-- TASK DETAILS --
Copy the data precisely, keeping every character.

-- SOURCE RECORDS --
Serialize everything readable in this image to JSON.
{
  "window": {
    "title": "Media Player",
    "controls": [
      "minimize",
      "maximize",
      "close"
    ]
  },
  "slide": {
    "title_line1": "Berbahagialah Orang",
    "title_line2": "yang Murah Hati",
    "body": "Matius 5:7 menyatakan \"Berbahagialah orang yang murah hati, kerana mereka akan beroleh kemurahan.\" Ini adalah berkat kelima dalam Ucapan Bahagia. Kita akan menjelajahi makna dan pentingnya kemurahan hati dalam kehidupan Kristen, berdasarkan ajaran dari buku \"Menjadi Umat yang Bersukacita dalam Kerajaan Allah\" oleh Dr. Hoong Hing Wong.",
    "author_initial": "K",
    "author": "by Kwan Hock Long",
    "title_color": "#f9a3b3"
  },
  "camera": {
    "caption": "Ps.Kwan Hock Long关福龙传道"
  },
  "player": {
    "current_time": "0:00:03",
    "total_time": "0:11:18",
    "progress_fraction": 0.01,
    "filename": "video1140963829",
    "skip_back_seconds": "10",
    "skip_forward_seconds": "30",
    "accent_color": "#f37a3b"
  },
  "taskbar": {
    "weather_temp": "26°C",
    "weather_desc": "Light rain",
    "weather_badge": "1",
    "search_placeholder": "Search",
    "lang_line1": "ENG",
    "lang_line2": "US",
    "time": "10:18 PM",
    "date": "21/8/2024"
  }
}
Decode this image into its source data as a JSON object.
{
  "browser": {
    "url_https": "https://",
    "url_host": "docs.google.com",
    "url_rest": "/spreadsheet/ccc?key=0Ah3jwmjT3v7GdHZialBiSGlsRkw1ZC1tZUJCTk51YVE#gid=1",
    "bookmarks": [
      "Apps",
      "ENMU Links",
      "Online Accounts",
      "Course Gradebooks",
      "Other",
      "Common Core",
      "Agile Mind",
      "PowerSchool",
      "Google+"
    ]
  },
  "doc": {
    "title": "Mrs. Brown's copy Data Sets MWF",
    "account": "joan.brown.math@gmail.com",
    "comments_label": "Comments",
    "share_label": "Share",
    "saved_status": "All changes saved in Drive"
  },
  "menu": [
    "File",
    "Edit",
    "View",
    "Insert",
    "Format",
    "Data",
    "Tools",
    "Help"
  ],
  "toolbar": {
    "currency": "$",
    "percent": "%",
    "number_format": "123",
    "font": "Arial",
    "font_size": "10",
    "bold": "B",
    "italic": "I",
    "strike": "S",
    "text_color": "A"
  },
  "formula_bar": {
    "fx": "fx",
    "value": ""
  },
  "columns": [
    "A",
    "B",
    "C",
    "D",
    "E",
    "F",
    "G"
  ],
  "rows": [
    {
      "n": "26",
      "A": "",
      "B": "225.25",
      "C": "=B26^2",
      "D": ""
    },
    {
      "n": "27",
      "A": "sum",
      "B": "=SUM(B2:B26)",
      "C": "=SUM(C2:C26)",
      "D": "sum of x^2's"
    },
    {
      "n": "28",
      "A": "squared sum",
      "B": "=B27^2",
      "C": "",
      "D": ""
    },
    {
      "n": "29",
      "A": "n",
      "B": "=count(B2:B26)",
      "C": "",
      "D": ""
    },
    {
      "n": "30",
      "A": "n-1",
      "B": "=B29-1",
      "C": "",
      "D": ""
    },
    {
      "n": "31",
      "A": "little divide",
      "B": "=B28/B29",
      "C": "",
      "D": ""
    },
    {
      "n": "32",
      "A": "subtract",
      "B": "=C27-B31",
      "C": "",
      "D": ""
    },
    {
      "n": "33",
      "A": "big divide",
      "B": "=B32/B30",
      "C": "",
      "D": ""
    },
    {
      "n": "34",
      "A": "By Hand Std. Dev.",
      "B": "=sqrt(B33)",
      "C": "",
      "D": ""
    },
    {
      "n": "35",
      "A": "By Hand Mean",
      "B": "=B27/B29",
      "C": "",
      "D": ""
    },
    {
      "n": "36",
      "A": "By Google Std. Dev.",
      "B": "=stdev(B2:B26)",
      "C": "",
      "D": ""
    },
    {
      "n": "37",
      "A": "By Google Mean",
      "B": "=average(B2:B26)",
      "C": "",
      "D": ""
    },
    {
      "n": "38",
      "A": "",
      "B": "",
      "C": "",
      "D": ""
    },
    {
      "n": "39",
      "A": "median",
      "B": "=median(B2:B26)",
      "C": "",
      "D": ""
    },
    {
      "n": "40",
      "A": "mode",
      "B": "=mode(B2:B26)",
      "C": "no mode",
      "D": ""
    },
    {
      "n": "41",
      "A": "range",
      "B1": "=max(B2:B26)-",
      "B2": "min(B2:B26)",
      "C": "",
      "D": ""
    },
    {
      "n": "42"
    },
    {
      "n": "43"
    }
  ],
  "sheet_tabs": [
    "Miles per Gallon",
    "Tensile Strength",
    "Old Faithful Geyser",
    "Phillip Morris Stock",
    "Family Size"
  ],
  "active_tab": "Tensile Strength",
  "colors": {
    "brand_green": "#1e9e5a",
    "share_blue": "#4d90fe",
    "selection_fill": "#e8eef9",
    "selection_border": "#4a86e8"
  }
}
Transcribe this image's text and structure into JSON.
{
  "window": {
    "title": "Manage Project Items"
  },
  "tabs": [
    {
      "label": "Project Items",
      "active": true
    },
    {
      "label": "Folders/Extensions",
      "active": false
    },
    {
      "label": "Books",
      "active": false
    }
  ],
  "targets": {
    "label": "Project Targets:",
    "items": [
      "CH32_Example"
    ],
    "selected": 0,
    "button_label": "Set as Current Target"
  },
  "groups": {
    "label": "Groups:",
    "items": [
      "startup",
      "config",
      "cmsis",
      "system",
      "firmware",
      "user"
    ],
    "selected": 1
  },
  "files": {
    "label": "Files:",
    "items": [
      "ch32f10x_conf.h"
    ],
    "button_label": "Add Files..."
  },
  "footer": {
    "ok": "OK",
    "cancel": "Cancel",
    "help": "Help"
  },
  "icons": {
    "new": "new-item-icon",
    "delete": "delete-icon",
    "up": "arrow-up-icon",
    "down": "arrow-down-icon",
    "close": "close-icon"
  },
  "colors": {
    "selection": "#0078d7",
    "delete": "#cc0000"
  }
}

-- ANSWER --
Serialize everything readable in this image to JSON.
{
  "window": {
    "title": "Media Player",
    "controls": [
      "minimize",
      "maximize",
      "close"
    ]
  },
  "slide": {
    "title_line1": "Berbahagialah Orang",
    "title_line2": "yang Murah Hati",
    "body": "Matius 5:7 menyatakan \"Berbahagialah orang yang murah hati, kerana mereka akan beroleh kemurahan.\" Ini adalah berkat kelima dalam Ucapan Bahagia. Kita akan menjelajahi makna dan pentingnya kemurahan hati dalam kehidupan Kristen, berdasarkan ajaran dari buku \"Menjadi Umat yang Bersukacita dalam Kerajaan Allah\" oleh Dr. Hoong Hing Wong.",
    "author_initial": "K",
    "author": "by Kwan Hock Long",
    "title_color": "#f9a3b3"
  },
  "camera": {
    "caption": "Ps.Kwan Hock Long关福龙传道"
  },
  "player": {
    "current_time": "0:00:03",
    "total_time": "0:11:18",
    "progress_fraction": 0.01,
    "filename": "video1140963829",
    "skip_back_seconds": "10",
    "skip_forward_seconds": "30",
    "accent_color": "#f37a3b"
  },
  "taskbar": {
    "weather_temp": "26°C",
    "weather_desc": "Light rain",
    "weather_badge": "1",
    "search_placeholder": "Search",
    "lang_line1": "ENG",
    "lang_line2": "US",
    "time": "10:18 PM",
    "date": "21/8/2024"
  }
}
Decode this image into its source data as a JSON object.
{
  "browser": {
    "url_https": "https://",
    "url_host": "docs.google.com",
    "url_rest": "/spreadsheet/ccc?key=0Ah3jwmjT3v7GdHZialBiSGlsRkw1ZC1tZUJCTk51YVE#gid=1",
    "bookmarks": [
      "Apps",
      "ENMU Links",
      "Online Accounts",
      "Course Gradebooks",
      "Other",
      "Common Core",
      "Agile Mind",
      "PowerSchool",
      "Google+"
    ]
  },
  "doc": {
    "title": "Mrs. Brown's copy Data Sets MWF",
    "account": "joan.brown.math@gmail.com",
    "comments_label": "Comments",
    "share_label": "Share",
    "saved_status": "All changes saved in Drive"
  },
  "menu": [
    "File",
    "Edit",
    "View",
    "Insert",
    "Format",
    "Data",
    "Tools",
    "Help"
  ],
  "toolbar": {
    "currency": "$",
    "percent": "%",
    "number_format": "123",
    "font": "Arial",
    "font_size": "10",
    "bold": "B",
    "italic": "I",
    "strike": "S",
    "text_color": "A"
  },
  "formula_bar": {
    "fx": "fx",
    "value": ""
  },
  "columns": [
    "A",
    "B",
    "C",
    "D",
    "E",
    "F",
    "G"
  ],
  "rows": [
    {
      "n": "26",
      "A": "",
      "B": "225.25",
      "C": "=B26^2",
      "D": ""
    },
    {
      "n": "27",
      "A": "sum",
      "B": "=SUM(B2:B26)",
      "C": "=SUM(C2:C26)",
      "D": "sum of x^2's"
    },
    {
      "n": "28",
      "A": "squared sum",
      "B": "=B27^2",
      "C": "",
      "D": ""
    },
    {
      "n": "29",
      "A": "n",
      "B": "=count(B2:B26)",
      "C": "",
      "D": ""
    },
    {
      "n": "30",
      "A": "n-1",
      "B": "=B29-1",
      "C": "",
      "D": ""
    },
    {
      "n": "31",
      "A": "little divide",
      "B": "=B28/B29",
      "C": "",
      "D": ""
    },
    {
      "n": "32",
      "A": "subtract",
      "B": "=C27-B31",
      "C": "",
      "D": ""
    },
    {
      "n": "33",
      "A": "big divide",
      "B": "=B32/B30",
      "C": "",
      "D": ""
    },
    {
      "n": "34",
      "A": "By Hand Std. Dev.",
      "B": "=sqrt(B33)",
      "C": "",
      "D": ""
    },
    {
      "n": "35",
      "A": "By Hand Mean",
      "B": "=B27/B29",
      "C": "",
      "D": ""
    },
    {
      "n": "36",
      "A": "By Google Std. Dev.",
      "B": "=stdev(B2:B26)",
      "C": "",
      "D": ""
    },
    {
      "n": "37",
      "A": "By Google Mean",
      "B": "=average(B2:B26)",
      "C": "",
      "D": ""
    },
    {
      "n": "38",
      "A": "",
      "B": "",
      "C": "",
      "D": ""
    },
    {
      "n": "39",
      "A": "median",
      "B": "=median(B2:B26)",
      "C": "",
      "D": ""
    },
    {
      "n": "40",
      "A": "mode",
      "B": "=mode(B2:B26)",
      "C": "no mode",
      "D": ""
    },
    {
      "n": "41",
      "A": "range",
      "B1": "=max(B2:B26)-",
      "B2": "min(B2:B26)",
      "C": "",
      "D": ""
    },
    {
      "n": "42"
    },
    {
      "n": "43"
    }
  ],
  "sheet_tabs": [
    "Miles per Gallon",
    "Tensile Strength",
    "Old Faithful Geyser",
    "Phillip Morris Stock",
    "Family Size"
  ],
  "active_tab": "Tensile Strength",
  "colors": {
    "brand_green": "#1e9e5a",
    "share_blue": "#4d90fe",
    "selection_fill": "#e8eef9",
    "selection_border": "#4a86e8"
  }
}
Transcribe this image's text and structure into JSON.
{
  "window": {
    "title": "Manage Project Items"
  },
  "tabs": [
    {
      "label": "Project Items",
      "active": true
    },
    {
      "label": "Folders/Extensions",
      "active": false
    },
    {
      "label": "Books",
      "active": false
    }
  ],
  "targets": {
    "label": "Project Targets:",
    "items": [
      "CH32_Example"
    ],
    "selected": 0,
    "button_label": "Set as Current Target"
  },
  "groups": {
    "label": "Groups:",
    "items": [
      "startup",
      "config",
      "cmsis",
      "system",
      "firmware",
      "user"
    ],
    "selected": 1
  },
  "files": {
    "label": "Files:",
    "items": [
      "ch32f10x_conf.h"
    ],
    "button_label": "Add Files..."
  },
  "footer": {
    "ok": "OK",
    "cancel": "Cancel",
    "help": "Help"
  },
  "icons": {
    "new": "new-item-icon",
    "delete": "delete-icon",
    "up": "arrow-up-icon",
    "down": "arrow-down-icon",
    "close": "close-icon"
  },
  "colors": {
    "selection": "#0078d7",
    "delete": "#cc0000"
  }
}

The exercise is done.